| Problem requirements |
Whatever appears in the records, retype it exactly, except for the pictures.
:: Records for this task
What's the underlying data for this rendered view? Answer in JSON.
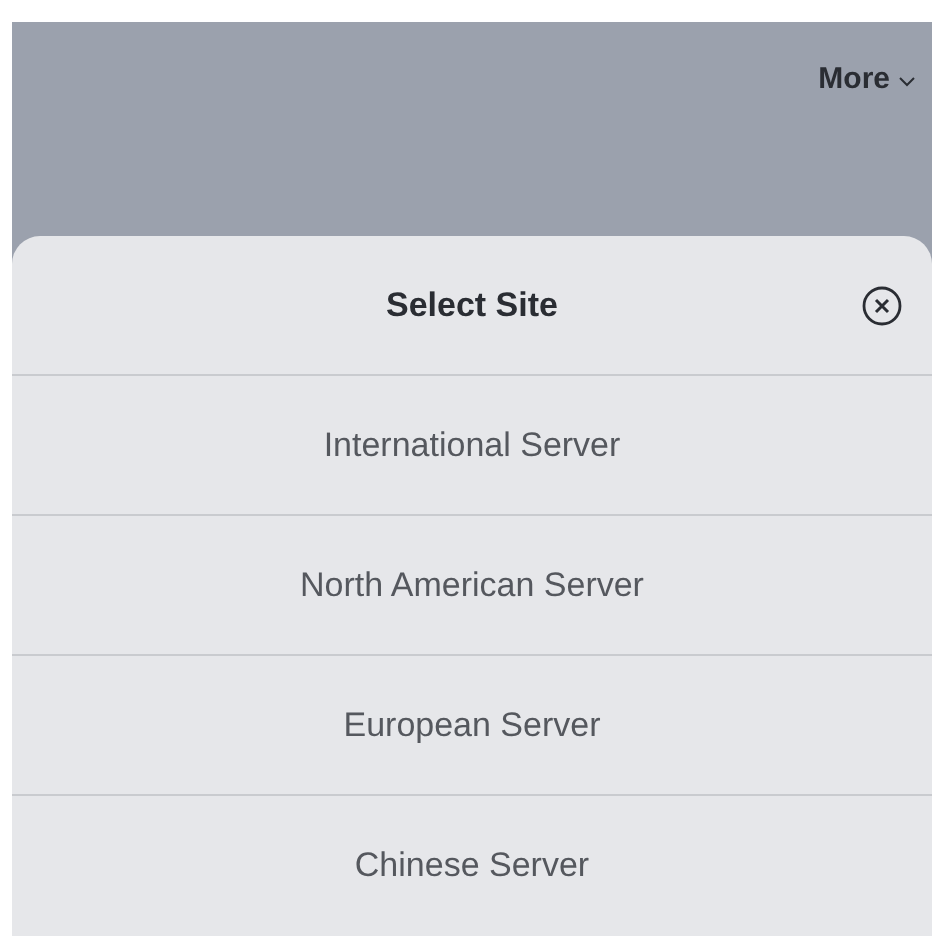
{
  "top_bar": {
    "menu_label": "More"
  },
  "sheet": {
    "title": "Select Site",
    "items": [
      {
        "label": "International Server"
      },
      {
        "label": "North American Server"
      },
      {
        "label": "European Server"
      },
      {
        "label": "Chinese Server"
      }
    ]
  }
}
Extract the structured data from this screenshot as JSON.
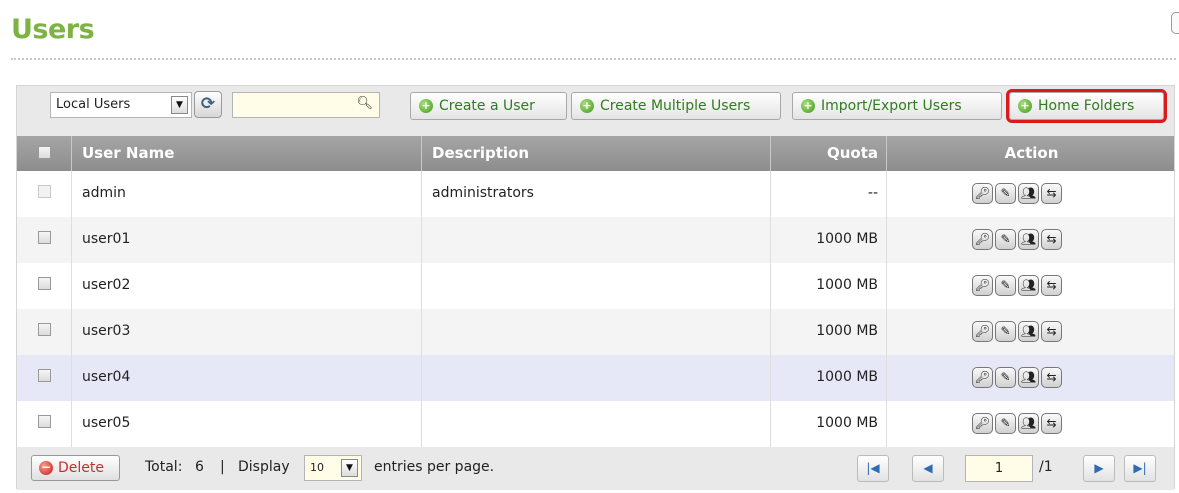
{
  "page": {
    "title": "Users"
  },
  "toolbar": {
    "user_type": "Local Users",
    "search_value": "",
    "buttons": {
      "create_user": "Create a User",
      "create_multiple": "Create Multiple Users",
      "import_export": "Import/Export Users",
      "home_folders": "Home Folders"
    }
  },
  "table": {
    "headers": {
      "username": "User Name",
      "description": "Description",
      "quota": "Quota",
      "action": "Action"
    },
    "rows": [
      {
        "username": "admin",
        "description": "administrators",
        "quota": "--"
      },
      {
        "username": "user01",
        "description": "",
        "quota": "1000 MB"
      },
      {
        "username": "user02",
        "description": "",
        "quota": "1000 MB"
      },
      {
        "username": "user03",
        "description": "",
        "quota": "1000 MB"
      },
      {
        "username": "user04",
        "description": "",
        "quota": "1000 MB"
      },
      {
        "username": "user05",
        "description": "",
        "quota": "1000 MB"
      }
    ],
    "action_icons": [
      "key-icon",
      "edit-icon",
      "group-icon",
      "folder-icon"
    ]
  },
  "footer": {
    "delete_label": "Delete",
    "total_label": "Total:",
    "total_count": "6",
    "separator": "|",
    "display_label": "Display",
    "per_page": "10",
    "entries_label": "entries per page.",
    "current_page": "1",
    "total_pages": "/1"
  },
  "colors": {
    "accent": "#7cb342",
    "header_bg": "#999999",
    "highlight": "#dd1a1a"
  }
}
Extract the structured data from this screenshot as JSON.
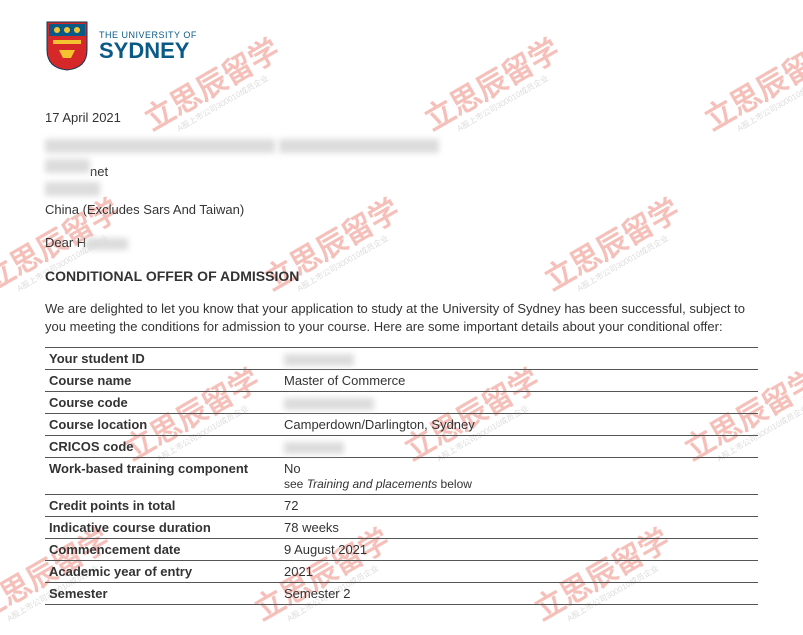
{
  "watermark": {
    "main": "立思辰留学",
    "sub": "A股上市公司300010成员企业"
  },
  "university": {
    "top": "THE UNIVERSITY OF",
    "name": "SYDNEY"
  },
  "date": "17 April 2021",
  "address": {
    "net_suffix": "net",
    "country": "China (Excludes Sars And Taiwan)"
  },
  "salutation_prefix": "Dear H",
  "title": "CONDITIONAL OFFER OF ADMISSION",
  "paragraph": "We are delighted to let you know that your application to study at the University of Sydney has been successful, subject to you meeting the conditions for admission to your course. Here are some important details about your conditional offer:",
  "table": {
    "student_id": {
      "label": "Your student ID",
      "value": ""
    },
    "course_name": {
      "label": "Course name",
      "value": "Master of Commerce"
    },
    "course_code": {
      "label": "Course code",
      "value": ""
    },
    "course_location": {
      "label": "Course location",
      "value": "Camperdown/Darlington, Sydney"
    },
    "cricos_code": {
      "label": "CRICOS code",
      "value": ""
    },
    "work_based": {
      "label": "Work-based training component",
      "value": "No",
      "note_prefix": "see ",
      "note_em": "Training and placements",
      "note_suffix": " below"
    },
    "credit_points": {
      "label": "Credit points in total",
      "value": "72"
    },
    "duration": {
      "label": "Indicative course duration",
      "value": "78 weeks"
    },
    "commencement": {
      "label": "Commencement date",
      "value": "9 August 2021"
    },
    "academic_year": {
      "label": "Academic year of entry",
      "value": "2021"
    },
    "semester": {
      "label": "Semester",
      "value": "Semester 2"
    }
  }
}
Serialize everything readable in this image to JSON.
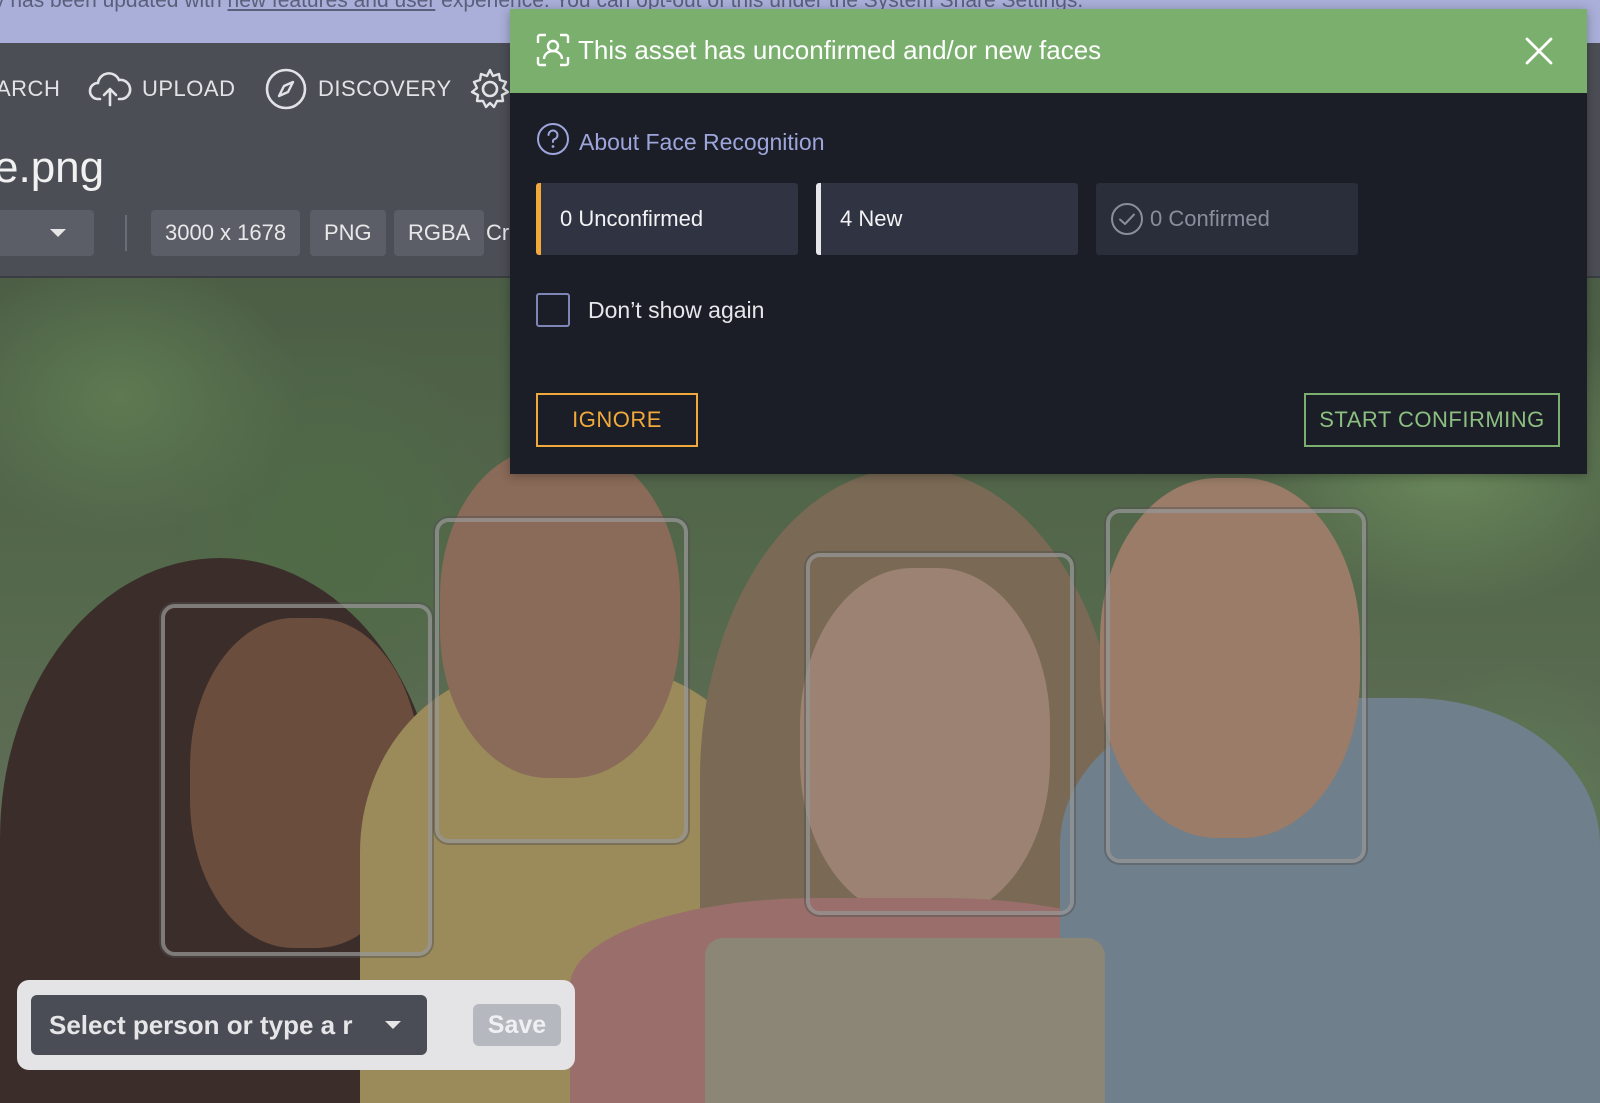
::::
| Task response |
What's the underlying data for this rendered view? Answer in JSON.
{
  "top_bar": {
    "menu_label": "More"
  },
  "sheet": {
    "title": "Select Site",
    "items": [
      {
        "label": "International Server"
      },
      {
        "label": "North American Server"
      },
      {
        "label": "European Server"
      },
      {
        "label": "Chinese Server"
      }
    ]
  }
}
Extract the structured data from this screenshot as JSON.
{
  "page": {
    "title": "Users"
  },
  "toolbar": {
    "user_type": "Local Users",
    "search_value": "",
    "buttons": {
      "create_user": "Create a User",
      "create_multiple": "Create Multiple Users",
      "import_export": "Import/Export Users",
      "home_folders": "Home Folders"
    }
  },
  "table": {
    "headers": {
      "username": "User Name",
      "description": "Description",
      "quota": "Quota",
      "action": "Action"
    },
    "rows": [
      {
        "username": "admin",
        "description": "administrators",
        "quota": "--"
      },
      {
        "username": "user01",
        "description": "",
        "quota": "1000 MB"
      },
      {
        "username": "user02",
        "description": "",
        "quota": "1000 MB"
      },
      {
        "username": "user03",
        "description": "",
        "quota": "1000 MB"
      },
      {
        "username": "user04",
        "description": "",
        "quota": "1000 MB"
      },
      {
        "username": "user05",
        "description": "",
        "quota": "1000 MB"
      }
    ],
    "action_icons": [
      "key-icon",
      "edit-icon",
      "group-icon",
      "folder-icon"
    ]
  },
  "footer": {
    "delete_label": "Delete",
    "total_label": "Total:",
    "total_count": "6",
    "separator": "|",
    "display_label": "Display",
    "per_page": "10",
    "entries_label": "entries per page.",
    "current_page": "1",
    "total_pages": "/1"
  },
  "colors": {
    "accent": "#7cb342",
    "header_bg": "#999999",
    "highlight": "#dd1a1a"
  }
}
Extract the structured data from this screenshot as JSON.
{
  "watermark": {
    "main": "立思辰留学",
    "sub": "A股上市公司300010成员企业"
  },
  "university": {
    "top": "THE UNIVERSITY OF",
    "name": "SYDNEY"
  },
  "date": "17 April 2021",
  "address": {
    "net_suffix": "net",
    "country": "China (Excludes Sars And Taiwan)"
  },
  "salutation_prefix": "Dear H",
  "title": "CONDITIONAL OFFER OF ADMISSION",
  "paragraph": "We are delighted to let you know that your application to study at the University of Sydney has been successful, subject to you meeting the conditions for admission to your course. Here are some important details about your conditional offer:",
  "table": {
    "student_id": {
      "label": "Your student ID",
      "value": ""
    },
    "course_name": {
      "label": "Course name",
      "value": "Master of Commerce"
    },
    "course_code": {
      "label": "Course code",
      "value": ""
    },
    "course_location": {
      "label": "Course location",
      "value": "Camperdown/Darlington, Sydney"
    },
    "cricos_code": {
      "label": "CRICOS code",
      "value": ""
    },
    "work_based": {
      "label": "Work-based training component",
      "value": "No",
      "note_prefix": "see ",
      "note_em": "Training and placements",
      "note_suffix": " below"
    },
    "credit_points": {
      "label": "Credit points in total",
      "value": "72"
    },
    "duration": {
      "label": "Indicative course duration",
      "value": "78 weeks"
    },
    "commencement": {
      "label": "Commencement date",
      "value": "9 August 2021"
    },
    "academic_year": {
      "label": "Academic year of entry",
      "value": "2021"
    },
    "semester": {
      "label": "Semester",
      "value": "Semester 2"
    }
  }
}
Serialize everything readable in this image to JSON.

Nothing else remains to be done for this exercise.